Displaying items by tag: erosion
June 10, 2019 – Planting trees and shrubs along your shoreline can protect your property from flood damage – and the Rideau Valley Conservation Authority is now booking site visits to help get the job done.
The RVCA’s Shoreline Naturalization Program offers landowners low-cost technical guidance, project management and all the native trees and shrubs you need to build a robust natural buffer along your waterfront.
These strategically-placed plants have hearty roots that hold soil in place so it doesn’t wash away during periods of high water, or in high-wake areas. There’s no need for expensive rock “rip rap” or other high-tech engineering – Mother Nature already knows what to do.
A three-metre natural buffer also discourages geese, reduces runoff and provides crucial wildlife habitat.
This spring, RVCA staff installed a total of 11,500 native plants on 63 private properties across the watershed. They also worked with a number of community groups to naturalize public shorelines.
Staff are now booking site visits for the 2020 spring planting season, and this year waterfront residents in the Tay Valley subwatershed can participate completely free of charge.
How does it work?
RVCA staff will visit your property between June and October to discuss your vision and assess planting potential. Then they’ll develop a unique plan for your property, including recommendations for the best native species for your property’s growing conditions. They’ll also discuss how you’d like to maintain your water access, seating areas and view.

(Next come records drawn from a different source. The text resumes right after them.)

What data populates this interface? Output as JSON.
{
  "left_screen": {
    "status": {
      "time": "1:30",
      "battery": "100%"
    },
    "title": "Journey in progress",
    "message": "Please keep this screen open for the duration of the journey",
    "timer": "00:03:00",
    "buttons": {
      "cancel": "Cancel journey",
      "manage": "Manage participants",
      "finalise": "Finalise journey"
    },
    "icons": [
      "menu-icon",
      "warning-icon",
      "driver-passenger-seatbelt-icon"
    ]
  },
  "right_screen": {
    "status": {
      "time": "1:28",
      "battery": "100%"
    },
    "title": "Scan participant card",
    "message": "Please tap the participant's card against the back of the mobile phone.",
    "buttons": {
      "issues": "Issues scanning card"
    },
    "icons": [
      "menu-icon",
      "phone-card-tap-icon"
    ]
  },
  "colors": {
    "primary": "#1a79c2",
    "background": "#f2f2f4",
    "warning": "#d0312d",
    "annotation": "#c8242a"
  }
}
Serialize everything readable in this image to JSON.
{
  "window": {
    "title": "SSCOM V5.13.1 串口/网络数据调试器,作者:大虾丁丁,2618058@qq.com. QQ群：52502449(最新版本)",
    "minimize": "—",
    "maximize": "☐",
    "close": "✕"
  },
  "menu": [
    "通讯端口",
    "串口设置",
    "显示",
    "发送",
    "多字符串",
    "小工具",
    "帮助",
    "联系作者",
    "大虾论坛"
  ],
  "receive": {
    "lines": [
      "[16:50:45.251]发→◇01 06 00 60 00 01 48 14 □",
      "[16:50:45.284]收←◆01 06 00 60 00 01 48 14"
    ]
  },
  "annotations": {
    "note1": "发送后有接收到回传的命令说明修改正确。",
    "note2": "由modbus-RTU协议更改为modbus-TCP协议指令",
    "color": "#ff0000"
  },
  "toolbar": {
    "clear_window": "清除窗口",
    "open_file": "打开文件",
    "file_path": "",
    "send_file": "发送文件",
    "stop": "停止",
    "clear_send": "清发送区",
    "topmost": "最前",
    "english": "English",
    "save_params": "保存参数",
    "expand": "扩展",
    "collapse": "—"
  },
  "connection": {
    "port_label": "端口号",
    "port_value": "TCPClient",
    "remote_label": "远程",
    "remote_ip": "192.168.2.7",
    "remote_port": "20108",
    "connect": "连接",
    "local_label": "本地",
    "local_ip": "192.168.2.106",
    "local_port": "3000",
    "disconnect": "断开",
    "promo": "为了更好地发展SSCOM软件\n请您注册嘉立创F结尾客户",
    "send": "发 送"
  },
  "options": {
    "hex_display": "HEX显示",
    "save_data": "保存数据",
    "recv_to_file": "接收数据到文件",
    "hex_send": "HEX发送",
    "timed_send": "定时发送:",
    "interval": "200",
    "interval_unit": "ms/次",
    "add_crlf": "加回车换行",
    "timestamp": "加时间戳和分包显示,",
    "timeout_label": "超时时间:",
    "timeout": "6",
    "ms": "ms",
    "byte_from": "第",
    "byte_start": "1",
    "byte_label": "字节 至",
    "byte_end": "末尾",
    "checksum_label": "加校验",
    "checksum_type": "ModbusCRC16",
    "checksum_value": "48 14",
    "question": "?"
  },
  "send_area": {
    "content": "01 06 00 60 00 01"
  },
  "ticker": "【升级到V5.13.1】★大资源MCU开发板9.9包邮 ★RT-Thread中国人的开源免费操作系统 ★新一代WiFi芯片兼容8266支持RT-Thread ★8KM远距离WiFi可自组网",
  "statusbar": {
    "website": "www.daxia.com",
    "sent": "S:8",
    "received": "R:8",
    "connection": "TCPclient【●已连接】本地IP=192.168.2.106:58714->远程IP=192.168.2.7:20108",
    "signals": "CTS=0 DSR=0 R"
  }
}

From there, you can choose which subsidized plants you’d like based on your custom planting plan and the RVCA’s available species list, and staff will order them for you. In spring 2020, staff will deliver your plants and, if you choose, even do the planting for you!
Ninety per cent of all river life depends on a healthy shoreline to survive. But this “ribbon of life” also plays a crucial role in filtering out pollutants, reducing erosion and easing flood risks. By adding a natural buffer between your home and the water, you are protecting the health of our drinking water, ecosystems and shores.
For more information, visit https://www.rvca.ca/stewardship-grants/shoreline-naturalization/shoreline-naturalization-program. To book a site visit contact Meaghan McDonald.
PERTH, May 15, 2023 – Staff and volunteers duelled thick grass, invasive species and hardened shorelines last weekend as they planted nearly 1,200 native trees, shrubs and wildflowers along the Tay River in Last Duel Park.
The Rideau Valley Conservation Authority (RVCA) partnered with the Town of Perth to implement the major shoreline naturalization project at the former campground. Environment and Climate Change Canada’s (ECCC) Nature Smart Climate Solutions Fund provided funding.
All told, staff and volunteers helped naturalize more than 350 metres of shoreline on May 13.
The new plantings in three areas along the existing pathway left room for three lookouts over the Tay River, and in some areas favoured low-growing plants to preserve the view for path users.
Natural shorelines are the “ribbon of life,” with more than 90% of lake and river species depending on the intersection of land and water at some point during their life cycles. Natural shorelines also help to reduce erosion as deep-rooted native plants and trees hold the soil in place in the face of wake, wind and runoff. They also slow stormwater so it has time to soak into the ground, filtering contaminants in the process and improving local water quality.
“We’re thrilled to partner with the Town of Perth to bring this project to life,” said RVCA’s shoreline naturalization co-ordinator Brandon Holden. “It may not look like much right now, but once these plants and trees take root residents will reap the benefits of this healthy shoreline for decades to come.”
This won’t be the last duel for the new shoreline plants, though. They’ll contend with competing grasses and invasive species for at least three years as the new plants take root and begin to grow. To aid them in their battle, coir mats have been deployed to suppress weeds and grasses around many of the seedlings. While the planting areas are designated no-mow zones, some maintenance may be required if existing grasses or invasive species begin to out-compete the native plants.
“We extend a huge thanks to the volunteers who came out over the Mother’s Day weekend to improve their park and support natural climate solutions in their community,” said Shannon Baillon, Director of Community Services at the Town of Perth. “We look forward to enjoying a more beautiful shoreline for years to come.”
RVCA offers generous financial and technical support for shoreline naturalization for any waterfront landowners in the Rideau Valley watershed. Learn more and book a site visit at https://www.rvca.ca/stewardship-grants/shoreline-naturalization/shoreline-naturalization-program.